I’ve written recently about the various things you should do when writing, and, perhaps more importantly, about the things that you shouldn’t do. But there is a risk that you take me a little too literally.
There is a brilliant rule in George Orwell’s Essay “Politics and the English Language” which states “Break any of these rules sooner than say anything outright barbarous.” This is worth dwelling upon. There are risks to being rigid or robust about writing, and chief among these is that you might suppress creativity. I’m a big fan of ee cummings, and would regard “I thank You God for most this amazing” as a startling piece of work which uses language in a way I could not imitate adequately in a lifetime of writing.
There is also the risk that by imposing rules in writing I am simply perpetuating the hegemony of How You Must Express Yourself in our society. This struck me particularly listening to this poem where the author/performer describes, more adequately than I could, that my correction of her expression is itself a way of simply shutting her up.
So, what to conclude? When I first took over editing E&P I worried that that the informality of what I called the Epistle at the front of the journal might degrade people’s enjoyment. The feedback, however, was that people enjoyed the chatty style – and enjoyed that I’d allowed a bit of personality to come through. I decided that as long as people read at least part of the the journal, I would brush aside any accusation of dumbing down – on the basis that erudite content that is never read is pointless. So I conclude that we should write to be read, and in that, I hope my tips help you to be read, rather than intimidate.

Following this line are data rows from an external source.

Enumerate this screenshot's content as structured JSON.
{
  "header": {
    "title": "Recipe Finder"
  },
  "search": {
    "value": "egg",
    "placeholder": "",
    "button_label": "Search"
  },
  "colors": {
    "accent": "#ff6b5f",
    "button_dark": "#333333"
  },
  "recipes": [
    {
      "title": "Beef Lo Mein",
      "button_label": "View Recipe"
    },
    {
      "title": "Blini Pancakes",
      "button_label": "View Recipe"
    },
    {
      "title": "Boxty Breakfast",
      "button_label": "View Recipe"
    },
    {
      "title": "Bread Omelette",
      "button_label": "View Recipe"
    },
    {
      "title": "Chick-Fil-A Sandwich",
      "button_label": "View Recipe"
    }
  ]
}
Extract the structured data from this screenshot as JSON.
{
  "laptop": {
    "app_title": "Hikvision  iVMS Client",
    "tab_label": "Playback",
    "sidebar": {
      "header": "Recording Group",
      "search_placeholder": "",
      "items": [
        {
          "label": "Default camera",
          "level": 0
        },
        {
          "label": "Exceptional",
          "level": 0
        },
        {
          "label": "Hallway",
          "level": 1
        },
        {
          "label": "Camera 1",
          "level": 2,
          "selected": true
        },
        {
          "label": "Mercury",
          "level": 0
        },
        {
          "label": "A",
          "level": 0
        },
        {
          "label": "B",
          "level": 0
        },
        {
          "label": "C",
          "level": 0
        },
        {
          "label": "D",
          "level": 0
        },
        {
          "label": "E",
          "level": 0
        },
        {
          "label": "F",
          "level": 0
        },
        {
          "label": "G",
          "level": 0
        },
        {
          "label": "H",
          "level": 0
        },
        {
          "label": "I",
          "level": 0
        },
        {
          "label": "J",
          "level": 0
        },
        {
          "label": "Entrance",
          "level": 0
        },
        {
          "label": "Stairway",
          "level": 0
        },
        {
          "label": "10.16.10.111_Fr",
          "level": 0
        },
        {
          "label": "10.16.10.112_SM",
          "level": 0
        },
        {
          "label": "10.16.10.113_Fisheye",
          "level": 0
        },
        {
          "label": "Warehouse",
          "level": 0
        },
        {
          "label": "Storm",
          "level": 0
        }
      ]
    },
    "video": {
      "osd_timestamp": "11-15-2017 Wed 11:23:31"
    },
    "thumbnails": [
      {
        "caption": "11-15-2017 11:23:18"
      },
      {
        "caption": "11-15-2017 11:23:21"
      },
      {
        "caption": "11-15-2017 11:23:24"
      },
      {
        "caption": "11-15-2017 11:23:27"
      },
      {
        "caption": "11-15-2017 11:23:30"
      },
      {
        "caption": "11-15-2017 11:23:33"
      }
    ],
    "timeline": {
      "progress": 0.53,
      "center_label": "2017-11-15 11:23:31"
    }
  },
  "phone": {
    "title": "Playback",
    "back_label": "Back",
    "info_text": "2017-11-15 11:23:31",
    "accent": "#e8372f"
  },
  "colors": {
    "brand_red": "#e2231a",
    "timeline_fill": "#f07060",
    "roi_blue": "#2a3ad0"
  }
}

(If you can read these ‘rules’ as you read a guideline – the concentrated, considered advice of someone really honestly trying to support folk in doing the best in the majority of situations – you might help youself in both directions. Bob)